#### Your objective
The data below is to be repeated in full, exactly as shown.

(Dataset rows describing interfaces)
- - - - -
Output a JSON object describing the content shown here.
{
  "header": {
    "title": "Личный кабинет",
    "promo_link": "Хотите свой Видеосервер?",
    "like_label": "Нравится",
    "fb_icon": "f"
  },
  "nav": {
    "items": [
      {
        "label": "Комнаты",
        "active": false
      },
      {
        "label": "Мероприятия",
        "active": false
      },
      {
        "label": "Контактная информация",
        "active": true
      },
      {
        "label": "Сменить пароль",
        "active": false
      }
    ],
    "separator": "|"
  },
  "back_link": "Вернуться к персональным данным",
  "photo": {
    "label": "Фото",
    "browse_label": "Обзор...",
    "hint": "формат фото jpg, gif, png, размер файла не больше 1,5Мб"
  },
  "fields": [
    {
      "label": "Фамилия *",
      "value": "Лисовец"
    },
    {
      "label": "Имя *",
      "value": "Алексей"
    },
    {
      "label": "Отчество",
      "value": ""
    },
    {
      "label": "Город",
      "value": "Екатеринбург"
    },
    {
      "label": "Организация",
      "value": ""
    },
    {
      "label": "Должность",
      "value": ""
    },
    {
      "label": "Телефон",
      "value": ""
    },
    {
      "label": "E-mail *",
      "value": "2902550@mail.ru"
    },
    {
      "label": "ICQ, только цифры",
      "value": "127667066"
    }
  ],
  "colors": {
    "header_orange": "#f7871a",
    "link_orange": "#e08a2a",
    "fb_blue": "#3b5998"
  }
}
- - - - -
#### Answer area
Output a JSON object describing the content shown here.
{
  "header": {
    "title": "Личный кабинет",
    "promo_link": "Хотите свой Видеосервер?",
    "like_label": "Нравится",
    "fb_icon": "f"
  },
  "nav": {
    "items": [
      {
        "label": "Комнаты",
        "active": false
      },
      {
        "label": "Мероприятия",
        "active": false
      },
      {
        "label": "Контактная информация",
        "active": true
      },
      {
        "label": "Сменить пароль",
        "active": false
      }
    ],
    "separator": "|"
  },
  "back_link": "Вернуться к персональным данным",
  "photo": {
    "label": "Фото",
    "browse_label": "Обзор...",
    "hint": "формат фото jpg, gif, png, размер файла не больше 1,5Мб"
  },
  "fields": [
    {
      "label": "Фамилия *",
      "value": "Лисовец"
    },
    {
      "label": "Имя *",
      "value": "Алексей"
    },
    {
      "label": "Отчество",
      "value": ""
    },
    {
      "label": "Город",
      "value": "Екатеринбург"
    },
    {
      "label": "Организация",
      "value": ""
    },
    {
      "label": "Должность",
      "value": ""
    },
    {
      "label": "Телефон",
      "value": ""
    },
    {
      "label": "E-mail *",
      "value": "2902550@mail.ru"
    },
    {
      "label": "ICQ, только цифры",
      "value": "127667066"
    }
  ],
  "colors": {
    "header_orange": "#f7871a",
    "link_orange": "#e08a2a",
    "fb_blue": "#3b5998"
  }
}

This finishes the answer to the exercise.